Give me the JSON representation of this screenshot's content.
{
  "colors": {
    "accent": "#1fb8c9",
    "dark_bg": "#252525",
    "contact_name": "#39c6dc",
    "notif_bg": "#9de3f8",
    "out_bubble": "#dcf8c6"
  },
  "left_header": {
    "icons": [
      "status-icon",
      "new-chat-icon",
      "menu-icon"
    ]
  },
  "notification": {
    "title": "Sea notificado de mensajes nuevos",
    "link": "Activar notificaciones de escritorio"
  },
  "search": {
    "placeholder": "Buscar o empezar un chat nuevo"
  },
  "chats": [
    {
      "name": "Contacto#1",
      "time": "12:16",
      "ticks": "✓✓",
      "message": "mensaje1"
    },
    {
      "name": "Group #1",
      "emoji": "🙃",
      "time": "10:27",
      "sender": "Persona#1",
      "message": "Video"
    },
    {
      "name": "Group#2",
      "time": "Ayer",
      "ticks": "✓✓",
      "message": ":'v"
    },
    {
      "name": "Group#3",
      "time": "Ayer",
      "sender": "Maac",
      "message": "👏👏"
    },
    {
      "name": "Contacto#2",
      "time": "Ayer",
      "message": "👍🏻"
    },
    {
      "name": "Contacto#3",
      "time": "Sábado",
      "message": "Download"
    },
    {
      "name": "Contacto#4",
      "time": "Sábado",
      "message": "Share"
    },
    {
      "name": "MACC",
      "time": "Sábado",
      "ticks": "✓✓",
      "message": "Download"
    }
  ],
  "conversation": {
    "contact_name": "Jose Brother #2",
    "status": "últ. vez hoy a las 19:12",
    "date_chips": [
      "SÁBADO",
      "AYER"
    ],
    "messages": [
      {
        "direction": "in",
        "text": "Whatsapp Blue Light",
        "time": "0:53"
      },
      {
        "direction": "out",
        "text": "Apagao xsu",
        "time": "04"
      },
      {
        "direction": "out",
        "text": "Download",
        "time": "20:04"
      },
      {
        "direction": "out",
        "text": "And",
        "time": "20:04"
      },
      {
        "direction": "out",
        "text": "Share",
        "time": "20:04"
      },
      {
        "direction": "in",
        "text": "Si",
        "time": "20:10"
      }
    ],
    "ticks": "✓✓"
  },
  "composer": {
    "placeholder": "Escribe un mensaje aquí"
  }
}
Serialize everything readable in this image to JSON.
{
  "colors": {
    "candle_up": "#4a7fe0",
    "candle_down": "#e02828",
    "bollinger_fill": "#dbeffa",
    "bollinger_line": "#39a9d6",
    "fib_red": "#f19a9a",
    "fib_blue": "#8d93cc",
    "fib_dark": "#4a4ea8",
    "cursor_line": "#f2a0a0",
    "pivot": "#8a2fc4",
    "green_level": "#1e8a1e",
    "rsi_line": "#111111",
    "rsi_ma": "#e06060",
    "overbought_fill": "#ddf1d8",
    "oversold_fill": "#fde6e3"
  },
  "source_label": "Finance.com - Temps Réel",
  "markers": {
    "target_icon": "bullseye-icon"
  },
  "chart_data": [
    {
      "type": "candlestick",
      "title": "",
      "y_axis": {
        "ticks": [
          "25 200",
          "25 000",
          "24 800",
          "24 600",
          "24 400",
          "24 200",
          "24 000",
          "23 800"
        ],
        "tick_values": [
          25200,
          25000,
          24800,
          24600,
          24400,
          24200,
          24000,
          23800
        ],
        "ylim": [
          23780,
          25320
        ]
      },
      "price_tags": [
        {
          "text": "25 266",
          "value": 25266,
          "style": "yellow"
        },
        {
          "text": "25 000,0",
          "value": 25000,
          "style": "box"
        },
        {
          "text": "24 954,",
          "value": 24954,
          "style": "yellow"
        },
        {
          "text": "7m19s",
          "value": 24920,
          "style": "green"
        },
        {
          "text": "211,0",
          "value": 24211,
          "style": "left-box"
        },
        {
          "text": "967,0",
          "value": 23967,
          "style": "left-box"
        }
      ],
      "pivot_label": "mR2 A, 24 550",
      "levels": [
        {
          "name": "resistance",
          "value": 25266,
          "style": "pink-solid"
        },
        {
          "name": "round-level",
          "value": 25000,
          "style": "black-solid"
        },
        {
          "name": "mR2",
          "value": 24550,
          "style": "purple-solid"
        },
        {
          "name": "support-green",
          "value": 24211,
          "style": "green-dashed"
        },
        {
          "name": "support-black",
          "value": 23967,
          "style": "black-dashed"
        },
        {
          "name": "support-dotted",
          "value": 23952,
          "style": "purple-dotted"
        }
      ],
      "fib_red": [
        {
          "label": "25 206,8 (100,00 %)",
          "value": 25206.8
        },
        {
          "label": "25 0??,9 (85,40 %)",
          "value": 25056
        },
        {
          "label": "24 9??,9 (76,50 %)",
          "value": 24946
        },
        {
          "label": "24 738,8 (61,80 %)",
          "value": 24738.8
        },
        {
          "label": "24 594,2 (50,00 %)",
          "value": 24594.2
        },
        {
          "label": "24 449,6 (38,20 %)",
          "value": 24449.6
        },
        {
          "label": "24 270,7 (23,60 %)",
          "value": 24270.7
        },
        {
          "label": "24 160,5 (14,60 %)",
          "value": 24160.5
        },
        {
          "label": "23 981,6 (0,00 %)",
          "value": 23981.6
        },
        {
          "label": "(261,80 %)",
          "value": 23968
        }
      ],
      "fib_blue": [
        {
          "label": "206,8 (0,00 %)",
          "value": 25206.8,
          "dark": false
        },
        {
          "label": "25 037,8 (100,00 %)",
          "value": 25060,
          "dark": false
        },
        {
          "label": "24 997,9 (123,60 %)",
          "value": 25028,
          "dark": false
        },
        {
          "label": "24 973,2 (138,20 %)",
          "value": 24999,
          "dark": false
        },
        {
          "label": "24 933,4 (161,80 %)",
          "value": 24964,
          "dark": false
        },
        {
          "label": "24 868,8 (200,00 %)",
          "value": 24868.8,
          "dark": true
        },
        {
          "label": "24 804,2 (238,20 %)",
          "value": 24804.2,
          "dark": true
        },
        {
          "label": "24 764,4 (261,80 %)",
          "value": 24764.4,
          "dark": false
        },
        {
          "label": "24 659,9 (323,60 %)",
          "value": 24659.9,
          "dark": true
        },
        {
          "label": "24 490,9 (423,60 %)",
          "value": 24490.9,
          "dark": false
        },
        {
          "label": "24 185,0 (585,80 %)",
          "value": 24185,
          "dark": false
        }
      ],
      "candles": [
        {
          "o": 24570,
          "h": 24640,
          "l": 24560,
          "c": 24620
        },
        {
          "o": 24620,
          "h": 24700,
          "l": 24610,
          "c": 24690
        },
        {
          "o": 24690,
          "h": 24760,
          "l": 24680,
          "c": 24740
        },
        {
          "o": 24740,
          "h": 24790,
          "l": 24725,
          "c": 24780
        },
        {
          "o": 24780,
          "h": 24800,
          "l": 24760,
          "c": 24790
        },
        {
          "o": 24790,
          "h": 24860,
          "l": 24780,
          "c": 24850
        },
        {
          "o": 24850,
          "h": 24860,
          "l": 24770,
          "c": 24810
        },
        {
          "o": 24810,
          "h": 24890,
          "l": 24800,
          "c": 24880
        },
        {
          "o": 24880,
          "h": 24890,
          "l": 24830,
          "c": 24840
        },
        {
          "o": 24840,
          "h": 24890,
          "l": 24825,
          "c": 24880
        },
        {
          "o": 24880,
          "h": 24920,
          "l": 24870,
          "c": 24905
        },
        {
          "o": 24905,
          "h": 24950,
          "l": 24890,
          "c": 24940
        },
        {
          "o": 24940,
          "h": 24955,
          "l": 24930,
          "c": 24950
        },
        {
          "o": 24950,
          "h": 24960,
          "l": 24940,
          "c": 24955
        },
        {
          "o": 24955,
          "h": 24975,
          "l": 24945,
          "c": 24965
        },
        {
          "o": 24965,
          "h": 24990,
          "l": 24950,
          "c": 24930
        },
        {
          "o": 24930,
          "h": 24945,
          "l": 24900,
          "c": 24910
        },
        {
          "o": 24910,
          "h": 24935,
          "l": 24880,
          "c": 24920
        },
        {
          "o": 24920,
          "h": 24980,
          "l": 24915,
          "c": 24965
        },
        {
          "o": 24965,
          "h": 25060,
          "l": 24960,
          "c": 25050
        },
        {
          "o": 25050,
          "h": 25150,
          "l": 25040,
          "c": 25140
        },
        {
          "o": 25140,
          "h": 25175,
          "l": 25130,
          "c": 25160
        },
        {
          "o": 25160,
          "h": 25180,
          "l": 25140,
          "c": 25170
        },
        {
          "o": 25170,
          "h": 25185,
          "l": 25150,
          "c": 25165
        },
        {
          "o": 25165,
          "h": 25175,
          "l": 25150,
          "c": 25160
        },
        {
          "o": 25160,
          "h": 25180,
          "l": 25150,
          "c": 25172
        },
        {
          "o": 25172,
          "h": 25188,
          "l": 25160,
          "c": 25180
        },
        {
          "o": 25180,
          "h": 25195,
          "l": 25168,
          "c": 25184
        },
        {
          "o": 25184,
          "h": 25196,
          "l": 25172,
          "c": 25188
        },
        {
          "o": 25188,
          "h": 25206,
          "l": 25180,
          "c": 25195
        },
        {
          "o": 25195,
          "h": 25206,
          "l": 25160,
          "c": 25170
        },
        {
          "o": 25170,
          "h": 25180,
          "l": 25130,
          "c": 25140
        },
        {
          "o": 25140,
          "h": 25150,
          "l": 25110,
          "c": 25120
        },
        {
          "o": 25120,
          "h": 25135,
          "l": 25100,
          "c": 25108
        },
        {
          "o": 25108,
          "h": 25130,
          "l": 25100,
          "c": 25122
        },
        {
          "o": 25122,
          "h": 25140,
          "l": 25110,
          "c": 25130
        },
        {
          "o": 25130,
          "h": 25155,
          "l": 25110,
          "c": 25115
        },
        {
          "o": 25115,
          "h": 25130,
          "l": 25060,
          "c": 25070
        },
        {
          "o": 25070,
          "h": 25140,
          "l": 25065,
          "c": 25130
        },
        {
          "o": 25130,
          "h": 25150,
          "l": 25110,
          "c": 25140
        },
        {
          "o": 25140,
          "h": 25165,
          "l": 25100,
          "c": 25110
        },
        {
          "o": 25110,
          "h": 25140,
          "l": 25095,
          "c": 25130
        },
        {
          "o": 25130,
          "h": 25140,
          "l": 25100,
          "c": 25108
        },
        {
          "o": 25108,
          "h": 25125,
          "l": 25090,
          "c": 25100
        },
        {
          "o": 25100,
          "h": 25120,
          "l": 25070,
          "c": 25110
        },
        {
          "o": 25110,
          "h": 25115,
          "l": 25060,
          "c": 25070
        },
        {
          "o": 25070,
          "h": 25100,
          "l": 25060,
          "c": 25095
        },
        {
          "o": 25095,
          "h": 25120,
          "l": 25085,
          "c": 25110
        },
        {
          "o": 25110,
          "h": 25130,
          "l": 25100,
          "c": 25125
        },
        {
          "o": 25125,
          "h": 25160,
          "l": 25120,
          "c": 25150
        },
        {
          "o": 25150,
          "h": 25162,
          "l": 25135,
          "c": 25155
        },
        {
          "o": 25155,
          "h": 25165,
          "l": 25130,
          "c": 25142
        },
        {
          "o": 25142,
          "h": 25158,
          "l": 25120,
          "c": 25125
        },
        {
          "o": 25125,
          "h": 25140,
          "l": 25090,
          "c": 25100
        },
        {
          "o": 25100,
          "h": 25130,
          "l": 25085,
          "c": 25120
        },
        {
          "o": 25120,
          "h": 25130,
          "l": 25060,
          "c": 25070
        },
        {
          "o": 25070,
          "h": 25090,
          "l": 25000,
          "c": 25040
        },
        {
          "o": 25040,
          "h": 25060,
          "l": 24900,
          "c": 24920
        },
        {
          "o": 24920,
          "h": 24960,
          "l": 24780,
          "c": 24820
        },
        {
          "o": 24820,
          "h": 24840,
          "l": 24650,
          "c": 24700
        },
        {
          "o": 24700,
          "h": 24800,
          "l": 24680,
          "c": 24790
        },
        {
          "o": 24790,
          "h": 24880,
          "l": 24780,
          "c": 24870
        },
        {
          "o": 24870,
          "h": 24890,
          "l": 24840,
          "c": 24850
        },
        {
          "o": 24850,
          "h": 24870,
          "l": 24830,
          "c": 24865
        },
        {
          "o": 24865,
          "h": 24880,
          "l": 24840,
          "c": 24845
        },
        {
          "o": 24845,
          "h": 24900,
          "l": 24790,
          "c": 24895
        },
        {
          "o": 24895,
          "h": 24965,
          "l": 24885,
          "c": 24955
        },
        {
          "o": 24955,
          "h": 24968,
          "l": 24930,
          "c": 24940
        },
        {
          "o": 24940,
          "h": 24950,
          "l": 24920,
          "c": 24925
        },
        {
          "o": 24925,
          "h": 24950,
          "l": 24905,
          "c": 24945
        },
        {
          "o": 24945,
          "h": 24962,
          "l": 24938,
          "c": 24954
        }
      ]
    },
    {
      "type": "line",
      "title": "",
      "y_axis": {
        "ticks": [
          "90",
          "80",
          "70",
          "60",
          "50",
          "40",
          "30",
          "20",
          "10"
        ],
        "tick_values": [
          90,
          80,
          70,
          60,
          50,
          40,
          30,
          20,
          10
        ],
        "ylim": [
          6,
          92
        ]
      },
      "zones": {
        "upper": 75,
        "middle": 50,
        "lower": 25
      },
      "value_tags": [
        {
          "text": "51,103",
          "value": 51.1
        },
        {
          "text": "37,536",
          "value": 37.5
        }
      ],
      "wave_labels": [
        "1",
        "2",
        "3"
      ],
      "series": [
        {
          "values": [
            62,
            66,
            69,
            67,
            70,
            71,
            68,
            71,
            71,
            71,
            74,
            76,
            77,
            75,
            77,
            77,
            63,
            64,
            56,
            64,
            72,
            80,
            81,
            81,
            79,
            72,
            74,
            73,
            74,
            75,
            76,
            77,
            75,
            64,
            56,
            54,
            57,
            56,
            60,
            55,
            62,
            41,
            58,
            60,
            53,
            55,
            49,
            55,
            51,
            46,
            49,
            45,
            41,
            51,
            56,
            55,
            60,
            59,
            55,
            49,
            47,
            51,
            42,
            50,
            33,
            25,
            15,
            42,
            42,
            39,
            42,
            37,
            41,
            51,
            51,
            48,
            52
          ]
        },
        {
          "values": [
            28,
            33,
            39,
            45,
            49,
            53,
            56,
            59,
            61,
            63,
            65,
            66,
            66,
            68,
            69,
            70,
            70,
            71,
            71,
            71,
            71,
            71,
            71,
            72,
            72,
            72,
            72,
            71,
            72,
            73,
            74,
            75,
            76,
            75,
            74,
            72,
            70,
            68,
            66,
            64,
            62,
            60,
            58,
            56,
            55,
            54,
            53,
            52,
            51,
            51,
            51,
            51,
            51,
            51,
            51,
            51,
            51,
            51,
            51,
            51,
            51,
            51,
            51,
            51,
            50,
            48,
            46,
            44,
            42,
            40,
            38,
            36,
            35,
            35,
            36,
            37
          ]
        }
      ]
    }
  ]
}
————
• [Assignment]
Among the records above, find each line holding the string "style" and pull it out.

• [Task response]
          "style": "yellow"
          "style": "box"
          "style": "yellow"
          "style": "green"
          "style": "left-box"
          "style": "left-box"
          "style": "pink-solid"
          "style": "black-solid"
          "style": "purple-solid"
          "style": "green-dashed"
          "style": "black-dashed"
          "style": "purple-dotted"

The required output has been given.